Instructions for the task: Could you copy every line of the data that contains the word "birthday"?

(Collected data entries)
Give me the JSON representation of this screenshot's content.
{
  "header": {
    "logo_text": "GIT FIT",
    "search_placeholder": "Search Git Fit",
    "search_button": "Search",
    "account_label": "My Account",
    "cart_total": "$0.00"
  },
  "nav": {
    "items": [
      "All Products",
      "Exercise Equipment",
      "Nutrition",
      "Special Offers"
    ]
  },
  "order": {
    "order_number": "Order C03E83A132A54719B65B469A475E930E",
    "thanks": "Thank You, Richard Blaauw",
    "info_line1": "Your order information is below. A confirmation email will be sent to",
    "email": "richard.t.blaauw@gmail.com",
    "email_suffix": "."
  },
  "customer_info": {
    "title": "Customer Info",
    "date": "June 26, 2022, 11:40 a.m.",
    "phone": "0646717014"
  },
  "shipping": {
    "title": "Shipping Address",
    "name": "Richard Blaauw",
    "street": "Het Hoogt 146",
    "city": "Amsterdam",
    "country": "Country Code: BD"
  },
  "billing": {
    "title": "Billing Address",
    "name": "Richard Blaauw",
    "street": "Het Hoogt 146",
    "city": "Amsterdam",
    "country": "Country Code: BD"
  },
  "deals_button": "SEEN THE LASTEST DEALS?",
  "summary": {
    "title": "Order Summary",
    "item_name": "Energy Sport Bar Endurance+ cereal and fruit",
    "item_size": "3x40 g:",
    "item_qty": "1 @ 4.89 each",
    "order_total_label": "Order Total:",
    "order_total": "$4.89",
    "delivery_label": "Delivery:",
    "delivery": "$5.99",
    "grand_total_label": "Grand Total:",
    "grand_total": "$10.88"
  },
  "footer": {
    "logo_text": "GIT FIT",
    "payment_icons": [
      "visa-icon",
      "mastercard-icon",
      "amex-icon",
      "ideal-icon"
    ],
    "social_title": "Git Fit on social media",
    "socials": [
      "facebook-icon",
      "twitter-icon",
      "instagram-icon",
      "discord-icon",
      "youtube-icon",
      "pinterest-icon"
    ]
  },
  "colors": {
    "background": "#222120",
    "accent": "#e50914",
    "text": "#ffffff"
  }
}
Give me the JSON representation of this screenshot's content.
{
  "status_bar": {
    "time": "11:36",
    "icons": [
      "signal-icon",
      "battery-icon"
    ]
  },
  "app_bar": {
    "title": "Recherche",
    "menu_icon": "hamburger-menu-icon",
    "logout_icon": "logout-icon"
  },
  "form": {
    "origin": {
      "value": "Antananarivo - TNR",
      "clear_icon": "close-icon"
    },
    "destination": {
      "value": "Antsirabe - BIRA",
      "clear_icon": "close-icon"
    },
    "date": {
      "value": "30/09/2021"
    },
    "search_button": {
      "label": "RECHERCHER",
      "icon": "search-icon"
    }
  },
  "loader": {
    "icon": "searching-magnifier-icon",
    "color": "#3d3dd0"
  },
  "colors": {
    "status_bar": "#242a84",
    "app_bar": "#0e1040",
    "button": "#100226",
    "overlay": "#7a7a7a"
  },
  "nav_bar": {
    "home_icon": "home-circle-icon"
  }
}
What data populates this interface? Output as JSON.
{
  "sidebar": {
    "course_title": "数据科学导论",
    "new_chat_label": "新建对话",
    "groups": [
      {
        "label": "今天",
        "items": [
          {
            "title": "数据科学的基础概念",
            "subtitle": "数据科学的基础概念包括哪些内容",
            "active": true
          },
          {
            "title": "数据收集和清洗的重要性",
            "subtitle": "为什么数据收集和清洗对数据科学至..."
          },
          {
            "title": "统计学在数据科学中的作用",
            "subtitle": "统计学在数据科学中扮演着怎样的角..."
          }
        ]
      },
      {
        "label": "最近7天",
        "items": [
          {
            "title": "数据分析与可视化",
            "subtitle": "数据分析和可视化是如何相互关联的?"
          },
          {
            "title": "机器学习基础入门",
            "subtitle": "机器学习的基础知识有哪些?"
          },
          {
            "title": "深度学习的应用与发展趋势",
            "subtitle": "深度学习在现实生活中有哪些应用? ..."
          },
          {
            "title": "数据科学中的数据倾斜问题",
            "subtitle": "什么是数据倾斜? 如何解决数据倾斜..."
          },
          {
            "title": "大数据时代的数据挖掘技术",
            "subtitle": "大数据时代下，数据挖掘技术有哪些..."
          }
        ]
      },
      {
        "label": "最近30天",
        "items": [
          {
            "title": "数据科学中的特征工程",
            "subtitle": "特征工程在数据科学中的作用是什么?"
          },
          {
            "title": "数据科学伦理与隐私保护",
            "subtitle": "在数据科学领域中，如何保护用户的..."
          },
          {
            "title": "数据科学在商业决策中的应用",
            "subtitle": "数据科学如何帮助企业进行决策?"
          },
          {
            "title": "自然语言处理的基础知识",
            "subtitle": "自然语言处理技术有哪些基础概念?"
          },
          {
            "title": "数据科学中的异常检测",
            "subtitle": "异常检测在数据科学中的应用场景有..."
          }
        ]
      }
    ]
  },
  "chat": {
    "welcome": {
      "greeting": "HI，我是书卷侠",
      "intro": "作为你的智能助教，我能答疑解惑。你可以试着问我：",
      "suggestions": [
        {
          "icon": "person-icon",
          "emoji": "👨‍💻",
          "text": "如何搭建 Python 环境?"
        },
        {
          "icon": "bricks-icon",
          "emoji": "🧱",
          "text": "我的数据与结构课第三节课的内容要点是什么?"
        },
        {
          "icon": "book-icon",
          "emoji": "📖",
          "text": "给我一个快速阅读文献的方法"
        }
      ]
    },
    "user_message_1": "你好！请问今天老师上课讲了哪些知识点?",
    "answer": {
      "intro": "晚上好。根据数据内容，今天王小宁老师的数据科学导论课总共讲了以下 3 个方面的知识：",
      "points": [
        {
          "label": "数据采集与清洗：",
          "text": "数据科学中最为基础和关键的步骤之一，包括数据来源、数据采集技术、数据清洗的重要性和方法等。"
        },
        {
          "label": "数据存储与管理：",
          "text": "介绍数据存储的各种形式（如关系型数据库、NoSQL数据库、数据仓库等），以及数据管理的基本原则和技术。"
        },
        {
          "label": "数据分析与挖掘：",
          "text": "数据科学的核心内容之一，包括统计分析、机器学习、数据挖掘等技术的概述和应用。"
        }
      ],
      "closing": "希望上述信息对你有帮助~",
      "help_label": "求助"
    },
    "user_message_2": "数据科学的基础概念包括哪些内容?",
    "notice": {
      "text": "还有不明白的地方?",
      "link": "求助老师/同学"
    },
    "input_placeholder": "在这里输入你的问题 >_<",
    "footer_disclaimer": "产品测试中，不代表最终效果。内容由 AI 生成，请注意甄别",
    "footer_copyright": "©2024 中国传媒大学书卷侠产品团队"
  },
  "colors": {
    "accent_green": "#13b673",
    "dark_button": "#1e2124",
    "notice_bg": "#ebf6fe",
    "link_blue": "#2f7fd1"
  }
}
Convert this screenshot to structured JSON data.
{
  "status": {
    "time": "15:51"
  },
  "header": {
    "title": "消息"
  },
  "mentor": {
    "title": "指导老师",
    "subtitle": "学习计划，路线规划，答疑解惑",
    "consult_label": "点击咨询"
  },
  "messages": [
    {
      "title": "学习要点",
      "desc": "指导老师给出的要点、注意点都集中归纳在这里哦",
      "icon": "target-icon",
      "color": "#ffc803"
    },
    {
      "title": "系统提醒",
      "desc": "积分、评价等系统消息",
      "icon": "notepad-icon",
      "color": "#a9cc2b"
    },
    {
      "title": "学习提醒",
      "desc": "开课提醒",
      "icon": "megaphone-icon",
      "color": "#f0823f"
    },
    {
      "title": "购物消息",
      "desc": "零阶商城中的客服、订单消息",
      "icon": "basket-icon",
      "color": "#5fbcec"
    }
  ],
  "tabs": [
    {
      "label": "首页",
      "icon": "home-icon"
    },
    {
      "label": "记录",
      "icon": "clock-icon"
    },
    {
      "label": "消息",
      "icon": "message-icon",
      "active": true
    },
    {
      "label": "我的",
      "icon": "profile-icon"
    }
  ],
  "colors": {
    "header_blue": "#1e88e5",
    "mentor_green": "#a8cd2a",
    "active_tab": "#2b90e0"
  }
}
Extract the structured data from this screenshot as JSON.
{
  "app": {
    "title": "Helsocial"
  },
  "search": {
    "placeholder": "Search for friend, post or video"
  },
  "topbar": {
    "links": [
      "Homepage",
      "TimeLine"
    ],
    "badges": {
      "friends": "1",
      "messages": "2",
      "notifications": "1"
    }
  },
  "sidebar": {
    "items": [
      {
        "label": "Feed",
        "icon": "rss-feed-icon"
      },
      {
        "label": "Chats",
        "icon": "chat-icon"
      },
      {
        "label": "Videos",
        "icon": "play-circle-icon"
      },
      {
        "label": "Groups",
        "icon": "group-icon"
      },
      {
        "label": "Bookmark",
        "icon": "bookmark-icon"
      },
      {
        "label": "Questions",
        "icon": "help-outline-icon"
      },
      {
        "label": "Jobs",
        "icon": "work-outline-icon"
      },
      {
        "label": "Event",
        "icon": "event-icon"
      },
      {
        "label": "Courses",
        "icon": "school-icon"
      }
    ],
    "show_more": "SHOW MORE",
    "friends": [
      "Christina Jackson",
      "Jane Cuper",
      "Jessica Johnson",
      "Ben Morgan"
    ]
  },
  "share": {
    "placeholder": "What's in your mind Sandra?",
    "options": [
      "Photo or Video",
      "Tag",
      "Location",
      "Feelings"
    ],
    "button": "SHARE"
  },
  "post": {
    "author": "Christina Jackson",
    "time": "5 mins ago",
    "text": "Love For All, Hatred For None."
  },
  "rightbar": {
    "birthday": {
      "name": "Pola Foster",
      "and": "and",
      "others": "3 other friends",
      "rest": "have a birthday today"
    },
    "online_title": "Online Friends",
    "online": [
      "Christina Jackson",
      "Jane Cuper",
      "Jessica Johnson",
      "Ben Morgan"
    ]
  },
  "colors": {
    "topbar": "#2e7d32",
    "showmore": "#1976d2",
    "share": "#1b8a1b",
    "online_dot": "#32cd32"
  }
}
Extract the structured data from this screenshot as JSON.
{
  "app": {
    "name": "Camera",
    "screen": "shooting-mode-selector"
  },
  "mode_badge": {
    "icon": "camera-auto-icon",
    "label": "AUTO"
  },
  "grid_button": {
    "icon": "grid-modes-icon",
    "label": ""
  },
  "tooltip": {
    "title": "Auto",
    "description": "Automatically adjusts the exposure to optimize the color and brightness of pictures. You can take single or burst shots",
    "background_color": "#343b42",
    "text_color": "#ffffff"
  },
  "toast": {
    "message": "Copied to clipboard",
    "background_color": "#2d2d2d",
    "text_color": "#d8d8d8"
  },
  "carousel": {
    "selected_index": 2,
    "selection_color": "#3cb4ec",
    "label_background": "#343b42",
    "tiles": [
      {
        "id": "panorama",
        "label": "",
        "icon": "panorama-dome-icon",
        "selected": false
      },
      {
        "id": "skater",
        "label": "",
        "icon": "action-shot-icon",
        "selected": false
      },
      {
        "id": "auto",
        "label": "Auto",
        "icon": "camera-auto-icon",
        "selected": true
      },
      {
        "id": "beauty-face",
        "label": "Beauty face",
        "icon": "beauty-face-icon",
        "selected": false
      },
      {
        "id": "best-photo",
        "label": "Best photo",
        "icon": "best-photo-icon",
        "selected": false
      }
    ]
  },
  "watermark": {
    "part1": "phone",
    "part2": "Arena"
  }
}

Exercise answer:
    "birthday": {
      "rest": "have a birthday today"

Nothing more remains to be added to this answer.